Previously, Jim worked in Canada for over 25 years as a religious leader and a senior policy advisor and speechwriter for several senior Canadian politicians and government ministers. He is founder and CEO of a global consultancy dealing with international affairs, culture and religion – LACUNA Group International.
Kehan received his B.A. in English (2011) and Master of Laws in Diplomacy (2013) from China University of Political Science and Law, and M.A. in International Relations (2015) from New York University. His current research interests are democratization in China and Latin America, revolution and political sociology. He entered the program in Fall 2016.
Gregory Winger earned BAs in history and political science at the University of Maryland, Baltimore County as a member of the Sondheim Public Affairs Scholars. His dissertation examines the use of defense diplomacy as a tool of international statecraft. In particular, he investigates how programs like officer exchanges and training exercises function as a form of soft power and can help shape world events. A specialist in U.S. foreign relations, Gregory has had works accepted for publication in Diplomacy & Statecraft and The Journal of Cold War Studies. Previously, Gregory has served as a visiting junior fellow at the Institut für die Wissenschaften vom Menschen (Institute for Human Sciences) in Vienna Austria as well as a guest researcher at the Institute of International Affairs at the University of Iceland and De La Salle University in Manila. Gregory has been awarded several academic grants and fellowships including the World Politics and Statecraft Fellowship from the Smith Richardson Foundation and the Leifur Eiriksson Scholarship.
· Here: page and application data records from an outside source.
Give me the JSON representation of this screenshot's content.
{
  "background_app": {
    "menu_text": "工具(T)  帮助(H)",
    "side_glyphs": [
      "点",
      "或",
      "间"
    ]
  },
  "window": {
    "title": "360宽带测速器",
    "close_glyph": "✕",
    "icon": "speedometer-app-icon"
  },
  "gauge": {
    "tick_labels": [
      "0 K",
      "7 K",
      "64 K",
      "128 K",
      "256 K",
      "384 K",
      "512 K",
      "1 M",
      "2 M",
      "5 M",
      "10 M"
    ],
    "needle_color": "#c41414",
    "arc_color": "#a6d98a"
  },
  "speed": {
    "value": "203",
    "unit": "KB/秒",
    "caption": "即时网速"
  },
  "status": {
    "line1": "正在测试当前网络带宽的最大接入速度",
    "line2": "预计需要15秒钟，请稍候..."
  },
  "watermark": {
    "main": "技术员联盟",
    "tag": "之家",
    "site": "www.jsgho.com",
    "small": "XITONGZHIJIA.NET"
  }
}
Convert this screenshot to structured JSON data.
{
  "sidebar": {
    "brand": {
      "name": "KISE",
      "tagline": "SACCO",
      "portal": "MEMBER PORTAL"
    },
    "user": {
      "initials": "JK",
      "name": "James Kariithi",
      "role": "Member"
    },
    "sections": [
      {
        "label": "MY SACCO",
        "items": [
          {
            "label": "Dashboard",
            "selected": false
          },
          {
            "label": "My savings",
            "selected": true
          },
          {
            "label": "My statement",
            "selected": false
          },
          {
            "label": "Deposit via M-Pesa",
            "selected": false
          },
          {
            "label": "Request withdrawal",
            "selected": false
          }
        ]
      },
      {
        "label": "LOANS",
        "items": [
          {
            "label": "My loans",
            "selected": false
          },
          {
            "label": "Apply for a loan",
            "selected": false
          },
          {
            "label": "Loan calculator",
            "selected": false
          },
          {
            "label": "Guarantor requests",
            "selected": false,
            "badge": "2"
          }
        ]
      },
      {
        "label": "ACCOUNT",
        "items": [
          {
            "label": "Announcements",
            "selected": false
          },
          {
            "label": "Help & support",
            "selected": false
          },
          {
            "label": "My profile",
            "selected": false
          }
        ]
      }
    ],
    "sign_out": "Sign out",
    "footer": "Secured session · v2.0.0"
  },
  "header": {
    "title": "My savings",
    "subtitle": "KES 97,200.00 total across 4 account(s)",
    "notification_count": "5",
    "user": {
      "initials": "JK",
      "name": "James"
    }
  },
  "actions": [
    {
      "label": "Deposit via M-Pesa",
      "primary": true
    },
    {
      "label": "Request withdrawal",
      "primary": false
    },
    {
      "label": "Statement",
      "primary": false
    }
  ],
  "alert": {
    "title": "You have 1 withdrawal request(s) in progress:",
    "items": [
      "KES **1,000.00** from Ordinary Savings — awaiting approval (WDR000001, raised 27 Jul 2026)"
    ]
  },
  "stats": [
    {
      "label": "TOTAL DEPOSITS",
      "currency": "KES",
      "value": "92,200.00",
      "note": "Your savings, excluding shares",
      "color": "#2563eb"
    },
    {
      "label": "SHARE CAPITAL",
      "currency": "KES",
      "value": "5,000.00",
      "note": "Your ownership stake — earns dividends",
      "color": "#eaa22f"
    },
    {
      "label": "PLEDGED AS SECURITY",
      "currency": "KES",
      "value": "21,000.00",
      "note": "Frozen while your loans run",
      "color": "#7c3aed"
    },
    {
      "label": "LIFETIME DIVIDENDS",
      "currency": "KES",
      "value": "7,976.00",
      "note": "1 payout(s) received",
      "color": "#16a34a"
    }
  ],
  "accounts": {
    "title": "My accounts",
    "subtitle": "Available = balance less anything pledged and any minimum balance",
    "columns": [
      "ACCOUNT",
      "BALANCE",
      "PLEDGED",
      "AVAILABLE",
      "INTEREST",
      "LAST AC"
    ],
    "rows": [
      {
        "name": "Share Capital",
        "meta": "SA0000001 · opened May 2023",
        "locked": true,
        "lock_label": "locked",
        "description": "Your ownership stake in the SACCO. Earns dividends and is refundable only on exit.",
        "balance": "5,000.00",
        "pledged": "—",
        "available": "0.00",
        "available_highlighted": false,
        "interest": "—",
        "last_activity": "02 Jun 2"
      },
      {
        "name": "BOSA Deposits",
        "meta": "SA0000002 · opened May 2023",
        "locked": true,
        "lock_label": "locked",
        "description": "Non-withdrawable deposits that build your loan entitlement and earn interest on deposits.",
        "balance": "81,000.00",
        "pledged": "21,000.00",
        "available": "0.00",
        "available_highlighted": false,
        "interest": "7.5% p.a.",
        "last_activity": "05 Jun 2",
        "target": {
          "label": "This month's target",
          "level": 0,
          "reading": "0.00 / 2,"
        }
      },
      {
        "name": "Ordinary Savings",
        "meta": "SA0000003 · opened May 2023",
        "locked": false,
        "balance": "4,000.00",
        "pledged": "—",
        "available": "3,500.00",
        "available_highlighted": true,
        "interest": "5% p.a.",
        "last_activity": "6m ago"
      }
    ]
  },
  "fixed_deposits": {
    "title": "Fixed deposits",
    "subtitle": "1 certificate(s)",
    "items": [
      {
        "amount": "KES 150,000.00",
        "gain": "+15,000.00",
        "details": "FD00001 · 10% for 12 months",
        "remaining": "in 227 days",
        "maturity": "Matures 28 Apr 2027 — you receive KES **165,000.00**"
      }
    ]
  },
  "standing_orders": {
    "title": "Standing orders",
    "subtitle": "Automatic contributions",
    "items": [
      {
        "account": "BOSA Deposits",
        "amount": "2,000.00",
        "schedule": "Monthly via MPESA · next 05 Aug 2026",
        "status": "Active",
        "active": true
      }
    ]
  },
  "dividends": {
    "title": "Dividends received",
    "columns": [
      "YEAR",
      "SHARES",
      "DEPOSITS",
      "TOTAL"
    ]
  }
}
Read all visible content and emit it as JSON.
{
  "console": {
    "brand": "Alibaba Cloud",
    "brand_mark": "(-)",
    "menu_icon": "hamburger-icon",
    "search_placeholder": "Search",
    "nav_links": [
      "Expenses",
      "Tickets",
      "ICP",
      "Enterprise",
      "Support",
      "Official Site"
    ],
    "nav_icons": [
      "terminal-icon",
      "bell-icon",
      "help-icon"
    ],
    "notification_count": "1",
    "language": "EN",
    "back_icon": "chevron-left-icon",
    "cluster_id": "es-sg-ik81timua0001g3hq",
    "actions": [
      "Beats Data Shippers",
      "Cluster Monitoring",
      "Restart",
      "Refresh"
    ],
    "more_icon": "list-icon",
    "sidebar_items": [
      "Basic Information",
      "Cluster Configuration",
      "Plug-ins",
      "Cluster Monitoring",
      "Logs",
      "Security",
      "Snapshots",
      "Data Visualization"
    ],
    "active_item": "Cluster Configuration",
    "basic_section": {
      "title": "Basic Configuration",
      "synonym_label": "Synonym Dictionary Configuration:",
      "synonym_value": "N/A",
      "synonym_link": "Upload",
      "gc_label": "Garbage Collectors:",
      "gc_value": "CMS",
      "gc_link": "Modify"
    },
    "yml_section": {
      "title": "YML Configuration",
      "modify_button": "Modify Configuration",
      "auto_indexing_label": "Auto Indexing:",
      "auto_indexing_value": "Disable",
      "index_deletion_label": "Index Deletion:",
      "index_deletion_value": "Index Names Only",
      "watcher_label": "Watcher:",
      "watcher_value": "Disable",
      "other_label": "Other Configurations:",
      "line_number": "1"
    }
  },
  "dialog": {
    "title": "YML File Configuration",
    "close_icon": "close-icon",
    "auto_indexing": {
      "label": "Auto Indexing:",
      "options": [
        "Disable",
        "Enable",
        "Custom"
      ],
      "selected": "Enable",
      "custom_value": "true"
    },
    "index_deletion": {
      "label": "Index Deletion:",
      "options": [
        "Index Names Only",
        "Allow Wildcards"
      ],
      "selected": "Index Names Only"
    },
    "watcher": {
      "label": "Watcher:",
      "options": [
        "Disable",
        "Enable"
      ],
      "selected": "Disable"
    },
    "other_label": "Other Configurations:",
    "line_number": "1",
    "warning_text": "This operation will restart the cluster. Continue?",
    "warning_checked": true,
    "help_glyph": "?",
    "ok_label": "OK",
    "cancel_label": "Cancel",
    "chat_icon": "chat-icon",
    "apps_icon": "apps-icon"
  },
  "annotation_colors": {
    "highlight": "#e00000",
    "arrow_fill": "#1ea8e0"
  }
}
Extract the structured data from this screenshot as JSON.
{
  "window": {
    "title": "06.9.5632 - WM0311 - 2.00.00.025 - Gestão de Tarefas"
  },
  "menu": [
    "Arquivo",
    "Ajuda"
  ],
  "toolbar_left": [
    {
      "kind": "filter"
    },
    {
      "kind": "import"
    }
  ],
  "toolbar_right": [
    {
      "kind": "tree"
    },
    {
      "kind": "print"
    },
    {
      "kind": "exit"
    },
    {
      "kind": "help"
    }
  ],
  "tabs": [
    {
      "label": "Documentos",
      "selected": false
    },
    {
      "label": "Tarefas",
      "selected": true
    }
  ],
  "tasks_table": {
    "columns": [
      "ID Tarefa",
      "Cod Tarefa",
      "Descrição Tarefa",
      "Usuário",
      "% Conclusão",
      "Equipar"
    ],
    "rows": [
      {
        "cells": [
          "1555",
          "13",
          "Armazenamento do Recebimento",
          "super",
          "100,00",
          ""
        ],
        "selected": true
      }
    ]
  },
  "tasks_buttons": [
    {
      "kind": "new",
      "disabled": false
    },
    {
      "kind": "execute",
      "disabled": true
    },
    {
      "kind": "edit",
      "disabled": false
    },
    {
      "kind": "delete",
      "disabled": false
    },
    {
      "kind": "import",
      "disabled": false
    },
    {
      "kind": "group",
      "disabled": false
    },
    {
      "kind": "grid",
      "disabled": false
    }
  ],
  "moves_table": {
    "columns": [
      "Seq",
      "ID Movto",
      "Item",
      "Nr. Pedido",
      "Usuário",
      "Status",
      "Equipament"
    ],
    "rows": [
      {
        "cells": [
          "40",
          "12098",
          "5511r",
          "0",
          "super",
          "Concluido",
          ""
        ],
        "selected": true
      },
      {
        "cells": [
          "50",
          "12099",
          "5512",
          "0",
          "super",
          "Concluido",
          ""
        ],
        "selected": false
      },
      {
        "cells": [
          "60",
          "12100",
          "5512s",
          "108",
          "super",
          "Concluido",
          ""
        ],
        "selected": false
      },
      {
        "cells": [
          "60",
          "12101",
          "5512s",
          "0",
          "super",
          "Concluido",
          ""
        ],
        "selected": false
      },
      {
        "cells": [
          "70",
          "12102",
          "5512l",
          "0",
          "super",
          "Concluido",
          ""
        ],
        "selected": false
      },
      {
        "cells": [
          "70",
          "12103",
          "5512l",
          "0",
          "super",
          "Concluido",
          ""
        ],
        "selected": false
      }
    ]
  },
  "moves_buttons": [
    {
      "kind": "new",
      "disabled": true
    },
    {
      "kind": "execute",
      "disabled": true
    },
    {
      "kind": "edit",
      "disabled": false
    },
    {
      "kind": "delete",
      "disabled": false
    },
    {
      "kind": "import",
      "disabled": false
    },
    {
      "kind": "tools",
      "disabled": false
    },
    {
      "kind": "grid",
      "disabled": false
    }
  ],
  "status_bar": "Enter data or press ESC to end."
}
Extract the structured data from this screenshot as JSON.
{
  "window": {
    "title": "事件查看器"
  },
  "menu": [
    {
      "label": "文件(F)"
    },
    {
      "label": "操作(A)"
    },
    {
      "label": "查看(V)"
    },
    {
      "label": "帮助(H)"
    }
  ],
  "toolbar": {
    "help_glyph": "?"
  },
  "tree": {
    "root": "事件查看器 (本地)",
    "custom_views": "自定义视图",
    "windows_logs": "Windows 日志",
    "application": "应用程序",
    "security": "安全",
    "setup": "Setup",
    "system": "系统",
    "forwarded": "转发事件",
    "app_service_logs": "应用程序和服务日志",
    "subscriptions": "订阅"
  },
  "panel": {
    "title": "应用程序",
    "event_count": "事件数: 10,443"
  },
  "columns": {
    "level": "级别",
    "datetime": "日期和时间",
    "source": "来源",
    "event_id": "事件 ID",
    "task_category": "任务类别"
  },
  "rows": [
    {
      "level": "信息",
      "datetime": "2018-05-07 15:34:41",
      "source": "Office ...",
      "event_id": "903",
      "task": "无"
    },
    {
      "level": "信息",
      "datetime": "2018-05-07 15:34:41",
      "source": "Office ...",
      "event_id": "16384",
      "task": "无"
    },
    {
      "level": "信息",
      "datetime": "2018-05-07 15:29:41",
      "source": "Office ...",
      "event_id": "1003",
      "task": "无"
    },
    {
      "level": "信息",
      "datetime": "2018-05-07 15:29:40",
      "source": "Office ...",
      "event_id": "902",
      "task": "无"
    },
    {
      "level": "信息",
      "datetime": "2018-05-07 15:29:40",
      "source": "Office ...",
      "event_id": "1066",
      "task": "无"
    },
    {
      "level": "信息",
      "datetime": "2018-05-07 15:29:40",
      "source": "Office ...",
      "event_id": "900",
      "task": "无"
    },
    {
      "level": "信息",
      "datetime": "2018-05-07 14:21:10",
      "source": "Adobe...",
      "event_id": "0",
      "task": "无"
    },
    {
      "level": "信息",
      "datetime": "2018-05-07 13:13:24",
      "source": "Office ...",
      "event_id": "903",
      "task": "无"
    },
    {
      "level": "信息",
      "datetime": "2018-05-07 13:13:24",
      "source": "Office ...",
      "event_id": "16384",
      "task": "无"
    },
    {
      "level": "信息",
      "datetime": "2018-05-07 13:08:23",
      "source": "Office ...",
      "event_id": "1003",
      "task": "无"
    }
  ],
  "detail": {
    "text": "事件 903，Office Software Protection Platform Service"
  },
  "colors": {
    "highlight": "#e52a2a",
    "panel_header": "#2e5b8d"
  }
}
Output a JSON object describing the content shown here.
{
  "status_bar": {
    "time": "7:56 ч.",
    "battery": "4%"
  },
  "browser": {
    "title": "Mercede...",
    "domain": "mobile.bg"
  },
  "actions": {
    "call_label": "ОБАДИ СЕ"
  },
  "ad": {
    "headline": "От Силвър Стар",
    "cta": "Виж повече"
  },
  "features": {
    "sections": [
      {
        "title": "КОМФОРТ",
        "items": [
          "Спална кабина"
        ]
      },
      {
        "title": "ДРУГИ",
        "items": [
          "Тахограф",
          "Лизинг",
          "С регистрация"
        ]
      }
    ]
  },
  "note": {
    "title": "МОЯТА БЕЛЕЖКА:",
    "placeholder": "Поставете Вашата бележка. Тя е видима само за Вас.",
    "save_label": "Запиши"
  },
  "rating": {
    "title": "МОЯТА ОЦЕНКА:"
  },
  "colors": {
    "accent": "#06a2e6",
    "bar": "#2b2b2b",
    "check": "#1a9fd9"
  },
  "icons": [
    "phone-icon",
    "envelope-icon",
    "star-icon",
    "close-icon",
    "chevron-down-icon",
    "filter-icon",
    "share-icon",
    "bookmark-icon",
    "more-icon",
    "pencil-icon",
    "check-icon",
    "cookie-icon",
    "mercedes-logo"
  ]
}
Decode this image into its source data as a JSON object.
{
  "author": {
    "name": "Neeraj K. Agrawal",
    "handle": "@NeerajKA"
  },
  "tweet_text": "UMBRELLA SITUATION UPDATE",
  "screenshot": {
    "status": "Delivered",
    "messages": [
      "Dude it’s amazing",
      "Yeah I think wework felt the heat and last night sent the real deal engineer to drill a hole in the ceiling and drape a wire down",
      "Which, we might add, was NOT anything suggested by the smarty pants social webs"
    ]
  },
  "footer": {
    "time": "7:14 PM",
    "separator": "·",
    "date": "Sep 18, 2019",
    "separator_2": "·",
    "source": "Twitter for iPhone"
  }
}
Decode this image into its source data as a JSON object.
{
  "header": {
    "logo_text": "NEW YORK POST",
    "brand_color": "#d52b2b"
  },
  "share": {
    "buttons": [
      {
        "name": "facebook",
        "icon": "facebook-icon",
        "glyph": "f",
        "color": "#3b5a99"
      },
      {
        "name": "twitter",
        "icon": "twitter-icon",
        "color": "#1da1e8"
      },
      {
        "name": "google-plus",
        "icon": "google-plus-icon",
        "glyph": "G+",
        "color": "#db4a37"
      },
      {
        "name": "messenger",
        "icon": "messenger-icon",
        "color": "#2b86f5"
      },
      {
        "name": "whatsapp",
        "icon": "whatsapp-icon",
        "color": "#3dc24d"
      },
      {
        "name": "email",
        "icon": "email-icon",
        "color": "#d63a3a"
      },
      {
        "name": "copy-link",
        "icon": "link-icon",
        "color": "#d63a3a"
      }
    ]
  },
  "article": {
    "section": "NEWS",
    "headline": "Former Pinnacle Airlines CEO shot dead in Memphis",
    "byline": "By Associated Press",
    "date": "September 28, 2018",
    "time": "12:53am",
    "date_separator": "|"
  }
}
Dominic Zarecki earned a B.A. in Ethics, Politics, and Economics from Yale. His work with Professor John Gerring resulted in two co-authored papers:
- “Demography and Democracy: A Global, District-Level Analysis of Electoral Contestation,” in the American Political Science Review, argues that larger electorates have more competitive elections because of four mechanisms: a mechanical effect as well as increases in challenger supply, constituent diversity, and the impersonality of representative/constituent relationships. This conclusion is based on analyses of the ROAD and HEDA archives, suffrage extensions, municipal consolidation in Sweden, and a new dataset of over 400,000 elections.
- “The Diverse Effects of Diversity on Democracy,” in the British Journal of Political Science, uses a cross-national dataset to find that ethnic diversity tends to increase democracy while religious diversity depresses it.
Building on the resource curse and subnational democracy literatures, Dominic’s dissertation analyzes how institutions mediate the relationship between oil and democratic competition. In additional to analyzing states and U.S. states, he creates and analyzes a novel dataset of U.S. counties. Data availability as well as the position of counties within the federal structure create an unparalleled opportunity to study the role formal and informal institutions play in the resource curse.